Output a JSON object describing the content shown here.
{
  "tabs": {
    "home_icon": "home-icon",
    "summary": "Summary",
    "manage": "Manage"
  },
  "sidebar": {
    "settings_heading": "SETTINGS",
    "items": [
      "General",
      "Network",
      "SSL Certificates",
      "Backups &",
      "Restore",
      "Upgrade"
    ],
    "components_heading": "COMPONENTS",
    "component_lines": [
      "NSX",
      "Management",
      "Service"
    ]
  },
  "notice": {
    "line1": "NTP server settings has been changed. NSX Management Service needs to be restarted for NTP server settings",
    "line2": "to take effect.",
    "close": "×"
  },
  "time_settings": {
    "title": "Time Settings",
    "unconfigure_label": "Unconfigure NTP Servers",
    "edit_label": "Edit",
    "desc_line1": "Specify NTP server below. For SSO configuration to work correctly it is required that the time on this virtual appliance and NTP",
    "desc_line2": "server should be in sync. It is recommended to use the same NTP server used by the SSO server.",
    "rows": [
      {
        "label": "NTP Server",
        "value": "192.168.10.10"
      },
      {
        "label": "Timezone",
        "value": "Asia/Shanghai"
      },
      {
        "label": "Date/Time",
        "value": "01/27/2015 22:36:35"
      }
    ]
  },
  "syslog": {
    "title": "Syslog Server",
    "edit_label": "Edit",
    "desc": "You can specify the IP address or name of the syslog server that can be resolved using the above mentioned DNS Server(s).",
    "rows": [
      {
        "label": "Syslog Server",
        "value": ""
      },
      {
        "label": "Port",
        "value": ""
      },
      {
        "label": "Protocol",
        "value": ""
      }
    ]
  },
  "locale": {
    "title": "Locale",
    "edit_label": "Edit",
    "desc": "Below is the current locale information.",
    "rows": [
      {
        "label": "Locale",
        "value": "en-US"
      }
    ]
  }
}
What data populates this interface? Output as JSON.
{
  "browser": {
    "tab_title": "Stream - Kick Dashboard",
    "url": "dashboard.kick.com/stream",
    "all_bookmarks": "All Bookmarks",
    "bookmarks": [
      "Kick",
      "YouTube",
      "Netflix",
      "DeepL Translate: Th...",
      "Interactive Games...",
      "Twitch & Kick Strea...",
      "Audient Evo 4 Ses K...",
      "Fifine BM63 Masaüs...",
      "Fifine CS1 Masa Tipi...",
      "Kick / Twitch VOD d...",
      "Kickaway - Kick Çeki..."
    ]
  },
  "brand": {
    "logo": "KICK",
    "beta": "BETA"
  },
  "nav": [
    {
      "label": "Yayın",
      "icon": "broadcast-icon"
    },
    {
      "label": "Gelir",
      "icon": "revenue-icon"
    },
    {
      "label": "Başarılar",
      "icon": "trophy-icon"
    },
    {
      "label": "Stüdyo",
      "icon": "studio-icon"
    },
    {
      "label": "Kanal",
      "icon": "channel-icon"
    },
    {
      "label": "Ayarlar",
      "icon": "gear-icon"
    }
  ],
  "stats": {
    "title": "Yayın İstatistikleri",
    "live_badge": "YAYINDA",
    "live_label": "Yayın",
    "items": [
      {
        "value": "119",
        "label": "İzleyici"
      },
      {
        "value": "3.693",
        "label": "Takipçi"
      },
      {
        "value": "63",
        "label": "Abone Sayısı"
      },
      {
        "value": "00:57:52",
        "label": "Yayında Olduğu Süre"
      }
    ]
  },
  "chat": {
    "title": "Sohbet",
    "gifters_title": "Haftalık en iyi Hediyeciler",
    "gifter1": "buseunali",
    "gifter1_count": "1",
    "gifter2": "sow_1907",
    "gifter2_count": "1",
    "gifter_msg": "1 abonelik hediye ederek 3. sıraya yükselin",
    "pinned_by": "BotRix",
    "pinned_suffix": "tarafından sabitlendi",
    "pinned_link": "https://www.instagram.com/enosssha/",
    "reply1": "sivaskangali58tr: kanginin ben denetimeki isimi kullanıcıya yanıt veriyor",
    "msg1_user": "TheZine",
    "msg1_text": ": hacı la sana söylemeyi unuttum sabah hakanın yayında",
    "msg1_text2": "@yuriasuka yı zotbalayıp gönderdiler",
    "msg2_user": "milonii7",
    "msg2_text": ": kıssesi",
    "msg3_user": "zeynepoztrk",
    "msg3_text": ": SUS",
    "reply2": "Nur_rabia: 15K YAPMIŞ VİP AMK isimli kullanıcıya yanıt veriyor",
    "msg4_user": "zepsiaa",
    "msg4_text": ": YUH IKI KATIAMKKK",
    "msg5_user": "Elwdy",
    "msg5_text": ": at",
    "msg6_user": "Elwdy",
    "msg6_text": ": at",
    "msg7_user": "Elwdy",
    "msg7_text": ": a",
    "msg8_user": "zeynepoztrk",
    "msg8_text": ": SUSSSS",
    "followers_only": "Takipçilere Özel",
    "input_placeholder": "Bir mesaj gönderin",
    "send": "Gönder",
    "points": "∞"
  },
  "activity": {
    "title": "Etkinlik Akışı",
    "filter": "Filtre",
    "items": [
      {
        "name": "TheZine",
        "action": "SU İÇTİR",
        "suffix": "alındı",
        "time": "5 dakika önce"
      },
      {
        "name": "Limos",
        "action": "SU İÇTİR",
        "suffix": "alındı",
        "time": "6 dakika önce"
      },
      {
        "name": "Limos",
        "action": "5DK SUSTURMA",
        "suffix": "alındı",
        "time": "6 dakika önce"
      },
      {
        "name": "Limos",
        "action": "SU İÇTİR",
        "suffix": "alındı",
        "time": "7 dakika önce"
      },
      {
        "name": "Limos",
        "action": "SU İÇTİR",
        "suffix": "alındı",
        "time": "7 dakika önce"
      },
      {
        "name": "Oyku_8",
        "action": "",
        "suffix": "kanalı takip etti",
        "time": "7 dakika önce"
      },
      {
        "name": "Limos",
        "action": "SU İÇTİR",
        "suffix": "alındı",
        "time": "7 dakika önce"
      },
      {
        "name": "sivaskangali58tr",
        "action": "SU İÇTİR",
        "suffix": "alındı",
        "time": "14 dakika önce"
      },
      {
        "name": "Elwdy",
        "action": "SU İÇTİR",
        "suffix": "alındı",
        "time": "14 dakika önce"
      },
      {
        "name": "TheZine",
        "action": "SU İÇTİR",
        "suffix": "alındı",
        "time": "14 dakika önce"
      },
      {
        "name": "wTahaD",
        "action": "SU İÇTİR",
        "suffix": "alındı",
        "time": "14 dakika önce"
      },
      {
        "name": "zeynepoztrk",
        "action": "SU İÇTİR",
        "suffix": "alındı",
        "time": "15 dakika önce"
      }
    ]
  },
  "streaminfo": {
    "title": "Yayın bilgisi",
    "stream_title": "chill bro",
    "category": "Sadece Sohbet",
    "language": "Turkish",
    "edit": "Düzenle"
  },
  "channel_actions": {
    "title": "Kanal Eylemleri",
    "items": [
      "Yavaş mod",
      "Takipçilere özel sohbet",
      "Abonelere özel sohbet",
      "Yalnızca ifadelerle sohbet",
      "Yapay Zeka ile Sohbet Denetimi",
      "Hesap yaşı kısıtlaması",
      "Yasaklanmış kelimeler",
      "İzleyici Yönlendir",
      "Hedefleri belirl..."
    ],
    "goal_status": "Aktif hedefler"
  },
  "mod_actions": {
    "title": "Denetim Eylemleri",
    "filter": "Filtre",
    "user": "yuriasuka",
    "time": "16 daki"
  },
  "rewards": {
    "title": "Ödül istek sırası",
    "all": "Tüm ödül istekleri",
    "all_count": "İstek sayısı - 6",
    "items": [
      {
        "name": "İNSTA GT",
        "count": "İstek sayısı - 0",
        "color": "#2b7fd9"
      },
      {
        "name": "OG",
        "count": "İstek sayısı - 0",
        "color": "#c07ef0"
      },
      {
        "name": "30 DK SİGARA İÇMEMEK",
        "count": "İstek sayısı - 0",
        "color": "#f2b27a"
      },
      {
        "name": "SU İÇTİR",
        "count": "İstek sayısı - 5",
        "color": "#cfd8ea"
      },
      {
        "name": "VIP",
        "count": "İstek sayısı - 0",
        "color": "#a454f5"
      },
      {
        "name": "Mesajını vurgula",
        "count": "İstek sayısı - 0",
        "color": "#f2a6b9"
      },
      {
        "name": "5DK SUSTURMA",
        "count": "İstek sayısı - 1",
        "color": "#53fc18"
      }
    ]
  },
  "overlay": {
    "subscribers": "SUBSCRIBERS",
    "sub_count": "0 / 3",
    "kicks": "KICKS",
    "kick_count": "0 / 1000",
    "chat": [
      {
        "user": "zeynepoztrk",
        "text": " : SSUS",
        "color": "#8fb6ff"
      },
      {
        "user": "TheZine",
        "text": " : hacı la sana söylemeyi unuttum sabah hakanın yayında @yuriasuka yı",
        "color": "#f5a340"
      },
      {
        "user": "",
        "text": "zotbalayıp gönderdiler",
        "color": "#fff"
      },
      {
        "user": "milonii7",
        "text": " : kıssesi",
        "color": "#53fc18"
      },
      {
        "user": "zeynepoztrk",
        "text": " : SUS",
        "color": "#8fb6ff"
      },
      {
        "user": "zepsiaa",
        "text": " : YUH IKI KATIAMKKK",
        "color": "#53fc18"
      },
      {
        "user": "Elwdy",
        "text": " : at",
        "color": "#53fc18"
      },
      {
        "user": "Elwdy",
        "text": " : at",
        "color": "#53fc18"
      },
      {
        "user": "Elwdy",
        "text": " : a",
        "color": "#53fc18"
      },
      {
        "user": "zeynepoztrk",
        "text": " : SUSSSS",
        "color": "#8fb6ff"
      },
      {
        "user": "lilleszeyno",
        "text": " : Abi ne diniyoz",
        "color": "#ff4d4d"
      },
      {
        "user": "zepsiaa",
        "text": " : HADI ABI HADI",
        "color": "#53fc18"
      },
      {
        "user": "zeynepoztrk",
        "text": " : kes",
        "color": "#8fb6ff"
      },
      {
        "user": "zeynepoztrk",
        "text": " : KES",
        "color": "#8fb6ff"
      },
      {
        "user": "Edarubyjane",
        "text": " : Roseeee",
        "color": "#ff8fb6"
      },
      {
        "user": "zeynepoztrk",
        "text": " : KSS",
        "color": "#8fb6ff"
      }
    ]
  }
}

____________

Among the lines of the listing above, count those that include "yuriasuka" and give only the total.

3